### About this task
All of the data is to be set down again without any alteration.

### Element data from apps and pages
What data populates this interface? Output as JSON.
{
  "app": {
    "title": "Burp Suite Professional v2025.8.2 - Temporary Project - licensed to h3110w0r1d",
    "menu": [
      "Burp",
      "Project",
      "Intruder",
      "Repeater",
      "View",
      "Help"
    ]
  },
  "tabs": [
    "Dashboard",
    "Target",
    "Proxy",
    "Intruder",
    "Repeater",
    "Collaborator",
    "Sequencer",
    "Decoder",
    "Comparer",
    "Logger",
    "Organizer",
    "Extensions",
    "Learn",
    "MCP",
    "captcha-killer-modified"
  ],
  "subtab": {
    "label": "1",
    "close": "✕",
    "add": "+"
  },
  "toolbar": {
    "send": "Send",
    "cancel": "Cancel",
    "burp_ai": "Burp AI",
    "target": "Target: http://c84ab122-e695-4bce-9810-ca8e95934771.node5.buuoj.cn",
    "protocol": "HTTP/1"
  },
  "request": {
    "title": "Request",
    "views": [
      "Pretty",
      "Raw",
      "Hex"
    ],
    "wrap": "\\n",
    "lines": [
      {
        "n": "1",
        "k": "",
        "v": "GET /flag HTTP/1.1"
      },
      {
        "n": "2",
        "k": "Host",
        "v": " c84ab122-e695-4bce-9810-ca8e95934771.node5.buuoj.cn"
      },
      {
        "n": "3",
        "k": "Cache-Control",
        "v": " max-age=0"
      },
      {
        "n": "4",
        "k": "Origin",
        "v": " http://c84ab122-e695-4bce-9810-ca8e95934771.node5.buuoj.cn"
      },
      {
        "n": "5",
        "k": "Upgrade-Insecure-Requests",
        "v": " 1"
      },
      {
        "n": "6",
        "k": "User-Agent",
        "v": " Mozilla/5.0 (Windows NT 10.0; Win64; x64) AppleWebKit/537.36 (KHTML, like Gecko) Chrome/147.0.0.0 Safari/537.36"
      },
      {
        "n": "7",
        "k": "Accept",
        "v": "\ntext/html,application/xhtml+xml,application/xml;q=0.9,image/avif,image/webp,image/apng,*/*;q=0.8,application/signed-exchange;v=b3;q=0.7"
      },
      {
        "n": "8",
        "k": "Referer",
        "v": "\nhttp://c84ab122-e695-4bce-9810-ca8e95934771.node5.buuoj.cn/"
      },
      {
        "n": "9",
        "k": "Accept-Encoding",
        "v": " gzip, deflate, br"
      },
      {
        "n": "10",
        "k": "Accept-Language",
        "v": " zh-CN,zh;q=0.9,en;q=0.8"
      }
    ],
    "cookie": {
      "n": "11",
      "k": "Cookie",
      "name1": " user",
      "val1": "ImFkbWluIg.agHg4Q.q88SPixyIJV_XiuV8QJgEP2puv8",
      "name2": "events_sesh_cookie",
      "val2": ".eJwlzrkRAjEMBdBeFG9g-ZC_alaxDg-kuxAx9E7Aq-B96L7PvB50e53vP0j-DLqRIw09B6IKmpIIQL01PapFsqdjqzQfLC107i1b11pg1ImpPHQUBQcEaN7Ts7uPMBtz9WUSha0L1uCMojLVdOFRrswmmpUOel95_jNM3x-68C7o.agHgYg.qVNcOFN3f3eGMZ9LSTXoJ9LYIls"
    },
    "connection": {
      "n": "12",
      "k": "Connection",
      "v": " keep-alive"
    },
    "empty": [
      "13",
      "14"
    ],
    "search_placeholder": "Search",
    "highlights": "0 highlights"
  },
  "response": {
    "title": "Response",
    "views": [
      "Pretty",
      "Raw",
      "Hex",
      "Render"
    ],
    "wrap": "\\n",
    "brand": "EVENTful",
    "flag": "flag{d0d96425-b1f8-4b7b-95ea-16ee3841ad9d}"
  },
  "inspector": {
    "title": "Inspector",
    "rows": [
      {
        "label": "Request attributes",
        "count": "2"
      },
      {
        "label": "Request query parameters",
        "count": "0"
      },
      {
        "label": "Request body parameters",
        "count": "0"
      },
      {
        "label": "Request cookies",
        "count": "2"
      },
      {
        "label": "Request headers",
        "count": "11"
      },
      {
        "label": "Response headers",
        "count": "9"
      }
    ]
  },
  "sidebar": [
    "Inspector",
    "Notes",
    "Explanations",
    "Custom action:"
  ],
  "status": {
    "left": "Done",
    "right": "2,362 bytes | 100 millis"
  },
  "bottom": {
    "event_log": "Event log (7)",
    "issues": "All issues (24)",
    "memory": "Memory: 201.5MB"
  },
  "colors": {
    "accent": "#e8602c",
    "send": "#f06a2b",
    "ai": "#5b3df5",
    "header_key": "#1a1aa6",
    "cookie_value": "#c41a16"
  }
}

### Final answer
What data populates this interface? Output as JSON.
{
  "app": {
    "title": "Burp Suite Professional v2025.8.2 - Temporary Project - licensed to h3110w0r1d",
    "menu": [
      "Burp",
      "Project",
      "Intruder",
      "Repeater",
      "View",
      "Help"
    ]
  },
  "tabs": [
    "Dashboard",
    "Target",
    "Proxy",
    "Intruder",
    "Repeater",
    "Collaborator",
    "Sequencer",
    "Decoder",
    "Comparer",
    "Logger",
    "Organizer",
    "Extensions",
    "Learn",
    "MCP",
    "captcha-killer-modified"
  ],
  "subtab": {
    "label": "1",
    "close": "✕",
    "add": "+"
  },
  "toolbar": {
    "send": "Send",
    "cancel": "Cancel",
    "burp_ai": "Burp AI",
    "target": "Target: http://c84ab122-e695-4bce-9810-ca8e95934771.node5.buuoj.cn",
    "protocol": "HTTP/1"
  },
  "request": {
    "title": "Request",
    "views": [
      "Pretty",
      "Raw",
      "Hex"
    ],
    "wrap": "\\n",
    "lines": [
      {
        "n": "1",
        "k": "",
        "v": "GET /flag HTTP/1.1"
      },
      {
        "n": "2",
        "k": "Host",
        "v": " c84ab122-e695-4bce-9810-ca8e95934771.node5.buuoj.cn"
      },
      {
        "n": "3",
        "k": "Cache-Control",
        "v": " max-age=0"
      },
      {
        "n": "4",
        "k": "Origin",
        "v": " http://c84ab122-e695-4bce-9810-ca8e95934771.node5.buuoj.cn"
      },
      {
        "n": "5",
        "k": "Upgrade-Insecure-Requests",
        "v": " 1"
      },
      {
        "n": "6",
        "k": "User-Agent",
        "v": " Mozilla/5.0 (Windows NT 10.0; Win64; x64) AppleWebKit/537.36 (KHTML, like Gecko) Chrome/147.0.0.0 Safari/537.36"
      },
      {
        "n": "7",
        "k": "Accept",
        "v": "\ntext/html,application/xhtml+xml,application/xml;q=0.9,image/avif,image/webp,image/apng,*/*;q=0.8,application/signed-exchange;v=b3;q=0.7"
      },
      {
        "n": "8",
        "k": "Referer",
        "v": "\nhttp://c84ab122-e695-4bce-9810-ca8e95934771.node5.buuoj.cn/"
      },
      {
        "n": "9",
        "k": "Accept-Encoding",
        "v": " gzip, deflate, br"
      },
      {
        "n": "10",
        "k": "Accept-Language",
        "v": " zh-CN,zh;q=0.9,en;q=0.8"
      }
    ],
    "cookie": {
      "n": "11",
      "k": "Cookie",
      "name1": " user",
      "val1": "ImFkbWluIg.agHg4Q.q88SPixyIJV_XiuV8QJgEP2puv8",
      "name2": "events_sesh_cookie",
      "val2": ".eJwlzrkRAjEMBdBeFG9g-ZC_alaxDg-kuxAx9E7Aq-B96L7PvB50e53vP0j-DLqRIw09B6IKmpIIQL01PapFsqdjqzQfLC107i1b11pg1ImpPHQUBQcEaN7Ts7uPMBtz9WUSha0L1uCMojLVdOFRrswmmpUOel95_jNM3x-68C7o.agHgYg.qVNcOFN3f3eGMZ9LSTXoJ9LYIls"
    },
    "connection": {
      "n": "12",
      "k": "Connection",
      "v": " keep-alive"
    },
    "empty": [
      "13",
      "14"
    ],
    "search_placeholder": "Search",
    "highlights": "0 highlights"
  },
  "response": {
    "title": "Response",
    "views": [
      "Pretty",
      "Raw",
      "Hex",
      "Render"
    ],
    "wrap": "\\n",
    "brand": "EVENTful",
    "flag": "flag{d0d96425-b1f8-4b7b-95ea-16ee3841ad9d}"
  },
  "inspector": {
    "title": "Inspector",
    "rows": [
      {
        "label": "Request attributes",
        "count": "2"
      },
      {
        "label": "Request query parameters",
        "count": "0"
      },
      {
        "label": "Request body parameters",
        "count": "0"
      },
      {
        "label": "Request cookies",
        "count": "2"
      },
      {
        "label": "Request headers",
        "count": "11"
      },
      {
        "label": "Response headers",
        "count": "9"
      }
    ]
  },
  "sidebar": [
    "Inspector",
    "Notes",
    "Explanations",
    "Custom action:"
  ],
  "status": {
    "left": "Done",
    "right": "2,362 bytes | 100 millis"
  },
  "bottom": {
    "event_log": "Event log (7)",
    "issues": "All issues (24)",
    "memory": "Memory: 201.5MB"
  },
  "colors": {
    "accent": "#e8602c",
    "send": "#f06a2b",
    "ai": "#5b3df5",
    "header_key": "#1a1aa6",
    "cookie_value": "#c41a16"
  }
}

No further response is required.